What happens if you don’t have a gym to go to or your gym is closed? Or maybe don’t have workout equipment at home. How do you stay in shape or begin to try and get in shape?
This is a real issue for a lot of people, especially right now in our current climate as COVID-19 cases are on the rise. I work with lots of people who either don’t own equipment or can’t find any due to unprecedented demand.
So what can you do about it? The answer is within each of us. It’s nothing new. In fact, it’s been around for as long as humans have been in existence…
USE YOUR BODY AS THE MACHINE.
Our bodies are designed to move in certain ways that allow us to be healthy and strong. Unfortunately, as we age, a lot of us lose those innate movement patterns that came so naturally to us as kids. The good news is we can reclaim most, if not all of these essential movement patterns through some fairly basic exercises and practice.

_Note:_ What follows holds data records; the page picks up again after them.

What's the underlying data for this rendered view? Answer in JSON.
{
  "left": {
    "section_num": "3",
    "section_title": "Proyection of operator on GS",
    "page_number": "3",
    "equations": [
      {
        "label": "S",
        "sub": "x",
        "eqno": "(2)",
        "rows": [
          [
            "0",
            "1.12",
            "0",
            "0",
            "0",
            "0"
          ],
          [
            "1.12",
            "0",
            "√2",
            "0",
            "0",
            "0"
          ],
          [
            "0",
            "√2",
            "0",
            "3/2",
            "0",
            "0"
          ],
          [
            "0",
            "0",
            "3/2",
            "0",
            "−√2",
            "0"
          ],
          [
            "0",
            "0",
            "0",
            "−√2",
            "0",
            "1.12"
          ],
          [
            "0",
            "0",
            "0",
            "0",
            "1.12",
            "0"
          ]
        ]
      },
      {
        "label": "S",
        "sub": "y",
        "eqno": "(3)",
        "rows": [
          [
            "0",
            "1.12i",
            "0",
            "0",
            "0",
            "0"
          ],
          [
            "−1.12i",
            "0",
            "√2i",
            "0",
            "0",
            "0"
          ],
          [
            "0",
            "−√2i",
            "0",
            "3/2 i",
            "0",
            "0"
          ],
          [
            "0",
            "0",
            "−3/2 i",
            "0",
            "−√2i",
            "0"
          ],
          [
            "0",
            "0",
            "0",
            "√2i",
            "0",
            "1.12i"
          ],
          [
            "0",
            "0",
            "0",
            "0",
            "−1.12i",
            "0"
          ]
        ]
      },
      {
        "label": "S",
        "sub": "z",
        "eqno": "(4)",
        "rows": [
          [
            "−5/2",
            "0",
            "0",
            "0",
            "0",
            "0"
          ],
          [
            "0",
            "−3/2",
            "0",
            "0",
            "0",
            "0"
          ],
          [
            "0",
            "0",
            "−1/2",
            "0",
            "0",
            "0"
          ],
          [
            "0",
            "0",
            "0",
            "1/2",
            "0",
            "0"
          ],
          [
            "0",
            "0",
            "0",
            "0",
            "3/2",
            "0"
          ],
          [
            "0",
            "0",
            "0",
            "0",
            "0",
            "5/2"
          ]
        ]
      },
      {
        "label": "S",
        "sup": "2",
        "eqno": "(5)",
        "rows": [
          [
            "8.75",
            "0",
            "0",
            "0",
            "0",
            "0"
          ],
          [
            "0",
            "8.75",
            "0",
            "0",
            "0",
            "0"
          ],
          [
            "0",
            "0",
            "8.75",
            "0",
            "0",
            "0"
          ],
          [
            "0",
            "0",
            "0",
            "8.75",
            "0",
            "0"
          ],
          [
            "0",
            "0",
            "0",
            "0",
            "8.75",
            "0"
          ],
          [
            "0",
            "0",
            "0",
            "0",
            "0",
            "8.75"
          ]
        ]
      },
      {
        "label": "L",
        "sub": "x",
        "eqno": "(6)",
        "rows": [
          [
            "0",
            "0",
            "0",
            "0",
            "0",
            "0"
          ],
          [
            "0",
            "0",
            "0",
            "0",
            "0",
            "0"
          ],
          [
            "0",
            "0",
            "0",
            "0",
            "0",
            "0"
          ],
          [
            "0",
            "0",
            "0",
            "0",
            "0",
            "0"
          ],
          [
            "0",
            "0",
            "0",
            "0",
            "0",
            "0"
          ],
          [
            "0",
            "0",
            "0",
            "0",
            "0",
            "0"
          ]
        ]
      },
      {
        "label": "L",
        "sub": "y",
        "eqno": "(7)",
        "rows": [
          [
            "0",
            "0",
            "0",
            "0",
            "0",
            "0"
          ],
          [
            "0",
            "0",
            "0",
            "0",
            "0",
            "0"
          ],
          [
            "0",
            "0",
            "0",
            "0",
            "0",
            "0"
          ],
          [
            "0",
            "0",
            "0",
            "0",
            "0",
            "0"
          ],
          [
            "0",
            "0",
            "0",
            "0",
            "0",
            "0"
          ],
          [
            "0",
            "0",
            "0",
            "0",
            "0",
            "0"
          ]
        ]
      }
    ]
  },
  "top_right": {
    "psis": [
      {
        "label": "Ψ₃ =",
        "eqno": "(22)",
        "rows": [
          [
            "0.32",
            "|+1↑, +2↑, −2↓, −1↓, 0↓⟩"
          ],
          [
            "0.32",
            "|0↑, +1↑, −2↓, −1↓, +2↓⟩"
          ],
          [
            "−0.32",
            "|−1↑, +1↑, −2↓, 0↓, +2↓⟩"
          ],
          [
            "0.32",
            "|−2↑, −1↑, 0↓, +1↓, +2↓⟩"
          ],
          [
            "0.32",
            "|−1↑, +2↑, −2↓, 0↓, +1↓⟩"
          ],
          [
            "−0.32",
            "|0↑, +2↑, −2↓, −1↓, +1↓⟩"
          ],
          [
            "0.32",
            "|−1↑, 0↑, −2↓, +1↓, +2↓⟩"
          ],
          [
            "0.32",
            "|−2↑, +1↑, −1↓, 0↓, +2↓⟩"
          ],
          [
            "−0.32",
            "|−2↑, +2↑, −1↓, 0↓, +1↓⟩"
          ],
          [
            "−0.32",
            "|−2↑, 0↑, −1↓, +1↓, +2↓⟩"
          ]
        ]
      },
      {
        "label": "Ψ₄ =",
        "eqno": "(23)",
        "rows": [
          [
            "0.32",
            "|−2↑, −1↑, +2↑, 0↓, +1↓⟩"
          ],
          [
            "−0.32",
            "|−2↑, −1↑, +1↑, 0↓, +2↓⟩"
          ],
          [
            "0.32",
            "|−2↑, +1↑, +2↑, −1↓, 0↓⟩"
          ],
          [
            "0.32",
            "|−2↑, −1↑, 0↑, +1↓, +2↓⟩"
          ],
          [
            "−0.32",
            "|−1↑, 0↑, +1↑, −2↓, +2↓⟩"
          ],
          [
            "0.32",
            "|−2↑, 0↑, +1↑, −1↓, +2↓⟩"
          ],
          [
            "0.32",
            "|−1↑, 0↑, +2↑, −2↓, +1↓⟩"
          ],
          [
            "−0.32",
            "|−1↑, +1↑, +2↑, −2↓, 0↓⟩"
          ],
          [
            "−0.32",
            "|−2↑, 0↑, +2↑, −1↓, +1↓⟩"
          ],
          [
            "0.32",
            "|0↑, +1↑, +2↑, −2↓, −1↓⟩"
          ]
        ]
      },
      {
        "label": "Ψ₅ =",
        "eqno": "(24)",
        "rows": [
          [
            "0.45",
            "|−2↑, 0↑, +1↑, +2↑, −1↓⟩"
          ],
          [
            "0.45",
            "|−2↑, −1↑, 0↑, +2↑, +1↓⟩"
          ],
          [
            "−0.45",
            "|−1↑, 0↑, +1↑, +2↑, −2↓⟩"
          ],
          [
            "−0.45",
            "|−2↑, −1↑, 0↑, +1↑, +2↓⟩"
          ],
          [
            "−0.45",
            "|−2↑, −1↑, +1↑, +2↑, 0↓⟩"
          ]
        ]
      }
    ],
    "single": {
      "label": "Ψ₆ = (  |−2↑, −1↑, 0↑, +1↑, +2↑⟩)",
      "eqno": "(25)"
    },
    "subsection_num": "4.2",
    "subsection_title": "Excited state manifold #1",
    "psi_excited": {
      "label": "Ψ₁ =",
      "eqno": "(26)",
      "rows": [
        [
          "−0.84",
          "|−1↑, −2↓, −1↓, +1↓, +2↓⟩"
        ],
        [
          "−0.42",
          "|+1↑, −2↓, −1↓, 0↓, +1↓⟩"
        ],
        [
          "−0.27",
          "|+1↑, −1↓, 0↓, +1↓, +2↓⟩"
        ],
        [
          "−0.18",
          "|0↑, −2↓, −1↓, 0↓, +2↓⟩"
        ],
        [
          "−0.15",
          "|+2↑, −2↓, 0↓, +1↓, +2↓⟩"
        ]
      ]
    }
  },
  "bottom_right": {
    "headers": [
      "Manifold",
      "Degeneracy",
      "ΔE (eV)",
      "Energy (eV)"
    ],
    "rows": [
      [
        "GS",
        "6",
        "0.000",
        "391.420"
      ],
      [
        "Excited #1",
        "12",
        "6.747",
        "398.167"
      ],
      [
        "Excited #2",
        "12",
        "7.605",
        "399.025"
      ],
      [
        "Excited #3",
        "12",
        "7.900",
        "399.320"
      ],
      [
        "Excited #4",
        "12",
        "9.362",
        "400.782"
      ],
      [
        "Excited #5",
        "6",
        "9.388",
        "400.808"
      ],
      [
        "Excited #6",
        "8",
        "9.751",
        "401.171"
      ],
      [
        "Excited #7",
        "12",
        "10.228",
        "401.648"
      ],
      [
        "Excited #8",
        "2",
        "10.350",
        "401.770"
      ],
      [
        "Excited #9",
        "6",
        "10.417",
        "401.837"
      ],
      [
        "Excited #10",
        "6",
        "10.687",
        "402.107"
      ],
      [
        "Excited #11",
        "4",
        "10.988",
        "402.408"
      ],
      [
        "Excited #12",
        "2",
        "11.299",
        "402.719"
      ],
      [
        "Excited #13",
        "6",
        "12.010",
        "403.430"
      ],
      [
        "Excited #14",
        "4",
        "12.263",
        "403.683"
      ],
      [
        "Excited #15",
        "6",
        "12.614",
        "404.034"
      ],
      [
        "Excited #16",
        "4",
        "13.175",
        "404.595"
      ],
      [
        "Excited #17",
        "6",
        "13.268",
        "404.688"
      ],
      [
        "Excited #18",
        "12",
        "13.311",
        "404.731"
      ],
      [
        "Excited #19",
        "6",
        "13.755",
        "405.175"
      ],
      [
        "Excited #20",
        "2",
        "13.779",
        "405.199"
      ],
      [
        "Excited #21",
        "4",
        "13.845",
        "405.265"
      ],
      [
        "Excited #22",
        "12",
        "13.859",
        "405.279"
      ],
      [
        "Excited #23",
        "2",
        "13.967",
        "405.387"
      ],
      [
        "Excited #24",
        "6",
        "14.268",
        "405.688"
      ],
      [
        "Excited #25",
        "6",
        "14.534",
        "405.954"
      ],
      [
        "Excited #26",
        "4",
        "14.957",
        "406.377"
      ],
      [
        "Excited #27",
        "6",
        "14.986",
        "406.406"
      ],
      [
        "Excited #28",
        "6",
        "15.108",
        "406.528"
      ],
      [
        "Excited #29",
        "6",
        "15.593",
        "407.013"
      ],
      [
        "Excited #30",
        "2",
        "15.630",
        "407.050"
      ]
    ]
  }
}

Every exercise originates from four functional movement patterns:
Some examples of these movements include pushups, pullups, squats, and lifting items off the ground. Your body adapts to these movements quickly because it’s how we were designed to move.
You don’t have to look very far to see proof. Take your typical toddler, for example. Watch how he or she squats down to pick up a toy. You’ll see a perfect squat every time! Hips below the knees; feet shoulder width apart; weight on heels; knees over toes; chest up; and head in a neutral position.
So what happens if you’re 30 or 40 years removed from those perfect toddler squats? How do you regain that efficiency of movement? It’s simple. You need to start practicing that movement pattern again.
One of the best ways to relearn how to squat is to stand in front of a chair and sit back until your butt touches the seat. You should be looking straight ahead with your chest up and most of your weight back on your heels. As soon as you feel contact with the seat, stand back up. This exercise teaches your body how to squat down to optimal depth. If you’re not able to get down that far yet, raise the height of the seat or use a pillow. Then, over time, lower the height as your body adapts to the movement.
This is just one of many examples of a functional movement that will allow you to use your body in a way that will help promote strength, stability, and longevity.
Here’s to your health!